Operating in the community center it built next to Taft School on Bay Road, the Police Activities League partners with the nonprofit 1 Grain to 1,000 Grains to educate parents on healthy food choices.
“Nutrition is about getting parents to think twice about what they buy at the store,” said Ivan Martinez, PAL’s executive director and a former Taft student. “My strategy is I just don’t buy the chips and other junk food, so my family doesn’t see it.” His elementary school son’s favorite snack is fresh cucumber.
Coordination of effort among agencies is another key, Martinez said. “We have a lot of little players but not enough collaboration,” he said. “We work with the Boys and Girls Club of the Peninsula on academic and enrichment programs. We have cadet programs for kids interested in law enforcement. The Fit Kids organization supplies us with athletic equipment. We partner with Parks and Rec on basketball, volleyball, soccer and in summer PAL Junior Giants baseball team.”
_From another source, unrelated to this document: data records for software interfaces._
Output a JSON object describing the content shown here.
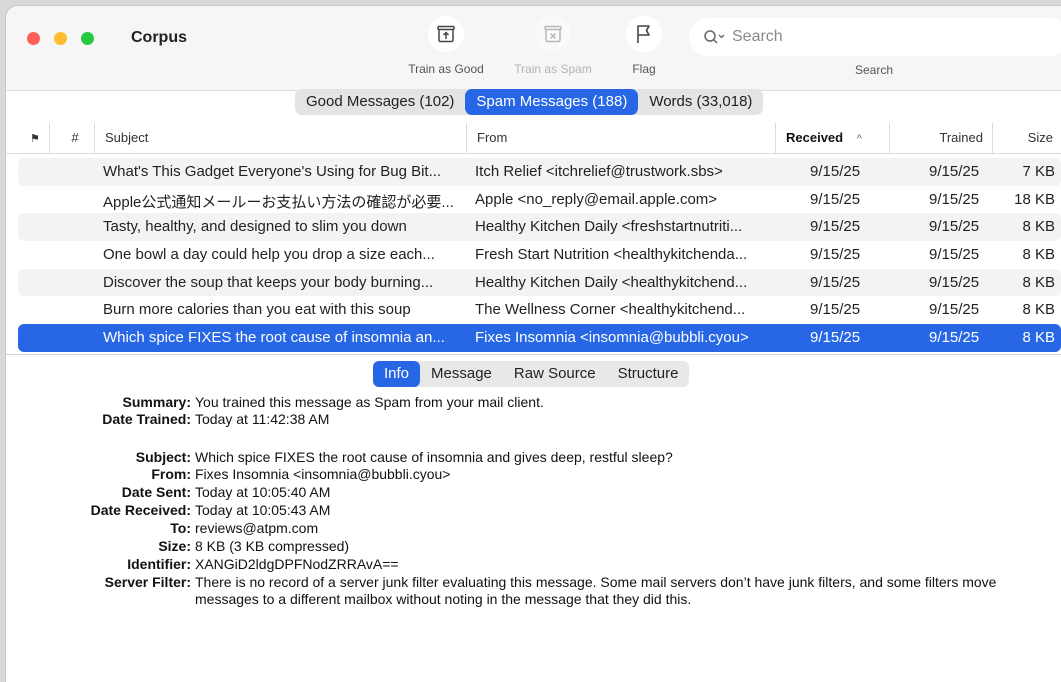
{
  "app": {
    "title": "Corpus"
  },
  "traffic_lights": {
    "close": "#fe5f57",
    "minimize": "#febc2e",
    "zoom": "#28c840"
  },
  "toolbar": {
    "train_good": {
      "label": "Train as Good",
      "icon": "tray-up-icon"
    },
    "train_spam": {
      "label": "Train as Spam",
      "icon": "tray-x-icon"
    },
    "flag": {
      "label": "Flag",
      "icon": "flag-icon"
    },
    "search": {
      "placeholder": "Search",
      "label": "Search"
    }
  },
  "segments": [
    "Good Messages (102)",
    "Spam Messages (188)",
    "Words (33,018)"
  ],
  "columns": {
    "flag": "⚑",
    "num": "#",
    "subject": "Subject",
    "from": "From",
    "received": "Received",
    "sort_indicator": "^",
    "trained": "Trained",
    "size": "Size"
  },
  "messages": [
    {
      "subject": "What's This Gadget Everyone's Using for Bug Bit...",
      "from": "Itch Relief <itchrelief@trustwork.sbs>",
      "received": "9/15/25",
      "trained": "9/15/25",
      "size": "7 KB"
    },
    {
      "subject": "Apple公式通知メールーお支払い方法の確認が必要...",
      "from": "Apple <no_reply@email.apple.com>",
      "received": "9/15/25",
      "trained": "9/15/25",
      "size": "18 KB"
    },
    {
      "subject": "Tasty, healthy, and designed to slim you down",
      "from": "Healthy Kitchen Daily <freshstartnutriti...",
      "received": "9/15/25",
      "trained": "9/15/25",
      "size": "8 KB"
    },
    {
      "subject": "One bowl a day could help you drop a size each...",
      "from": "Fresh Start Nutrition <healthykitchenda...",
      "received": "9/15/25",
      "trained": "9/15/25",
      "size": "8 KB"
    },
    {
      "subject": "Discover the soup that keeps your body burning...",
      "from": "Healthy Kitchen Daily <healthykitchend...",
      "received": "9/15/25",
      "trained": "9/15/25",
      "size": "8 KB"
    },
    {
      "subject": "Burn more calories than you eat with this soup",
      "from": "The Wellness Corner <healthykitchend...",
      "received": "9/15/25",
      "trained": "9/15/25",
      "size": "8 KB"
    },
    {
      "subject": "Which spice FIXES the root cause of insomnia an...",
      "from": "Fixes Insomnia <insomnia@bubbli.cyou>",
      "received": "9/15/25",
      "trained": "9/15/25",
      "size": "8 KB"
    }
  ],
  "detail_tabs": [
    "Info",
    "Message",
    "Raw Source",
    "Structure"
  ],
  "info": {
    "summary": {
      "label": "Summary:",
      "value": "You trained this message as Spam from your mail client."
    },
    "date_trained": {
      "label": "Date Trained:",
      "value": "Today at 11:42:38 AM"
    },
    "subject": {
      "label": "Subject:",
      "value": "Which spice FIXES the root cause of insomnia and gives deep, restful sleep?"
    },
    "from": {
      "label": "From:",
      "value": "Fixes Insomnia <insomnia@bubbli.cyou>"
    },
    "date_sent": {
      "label": "Date Sent:",
      "value": "Today at 10:05:40 AM"
    },
    "date_received": {
      "label": "Date Received:",
      "value": "Today at 10:05:43 AM"
    },
    "to": {
      "label": "To:",
      "value": "reviews@atpm.com"
    },
    "size": {
      "label": "Size:",
      "value": "8 KB (3 KB compressed)"
    },
    "identifier": {
      "label": "Identifier:",
      "value": "XANGiD2ldgDPFNodZRRAvA=="
    },
    "server_filter": {
      "label": "Server Filter:",
      "value": "There is no record of a server junk filter evaluating this message. Some mail servers don’t have junk filters, and some filters move messages to a different mailbox without noting in the message that they did this."
    }
  },
  "colors": {
    "accent": "#2767e6",
    "row_alt": "#f3f3f3"
  }
}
The city Parks, Recreation and Community Services Department has a dozen partners such as the PAL and last year enrolled 2,500 in after-school programs, according to Erin Niemeyer, youth sports supervisor.
The PAL, started in 1995 with the initiative of Redwood City Police Chief Carlos Bolanos, now the San Mateo County sheriff, today enrolls 160 children and their families.
PAL board member Debbi Jones-Thomas recalled that the idea for the community center came in 1995 at a city public hearing In the Friendly Acres neighborhood. “Most of the kids in the community did not have transportation necessary to get them from their schools to community centers and Parks & Recreation programs across town,” she said. “The Police Department identified a donor who contributed money for a center.” PAL made an agreement with the school district, built the center on the Taft campus and moved in in 2005.
The Sheriff’s Activities League is another PAL partner in offering health and wellness programs to underrepresented and underserved communities. Eighty-eight percent of SAL youth have demonstrated knowledge of making healthy food choices, and 79 percent of youth increased their physical fitness, according to the organization’s website.
Young people also are finding fitness on the trails of the Midpeninsula Regional Open Space District.
“We’ve got waiting lists for our youth hikes,” said Ana Maria Ruiz, the district general manager. “When the kids get out on the trail with the bay tree aroma and the sun filtering through leaves, they become alive; imaginations run wild. And, without really thinking about it, they are physically active.”
The district is in partnership with Latino Outdoors, the San Jose Conservation Corps and Save the Redwoods, among many other organizations, and subsidizes buses to overcome the transportation barrier. “Some kids are not allowed to go outside to play,” Ruiz said. “We supply comfort and safety.” Ruiz said she regards the young open space enthusiasts as stewards of the land, and tries to foster that dynamic.
“We had 12 high school students from East Palo Alto out mapping invasive plants this fall,” she said. “We’re in partnership with East Palo Alto on developing Cooley Landing. An outdoor amphitheater and new pathway are in the works, and a connection that will open 80 miles of the Bay Trail.” Now there’s a workout.
Sequoia’s Poulos said he sees plusses and minuses in progress toward healthier, more fit young people. “There definitely is increased awareness of healthy food choices,” he said. “Fitness is more a roller-coaster. The rush for better English and math scores has had a definite negative impact. The high school PE requirement has shrunk from four years, to three years, to two.”
That’s not exactly in keeping with the state Board of Education’s “call to action” on physical fitness. The ball, perhaps, is in the community’s court.
This story was published in the January print edition of Climate Magazine.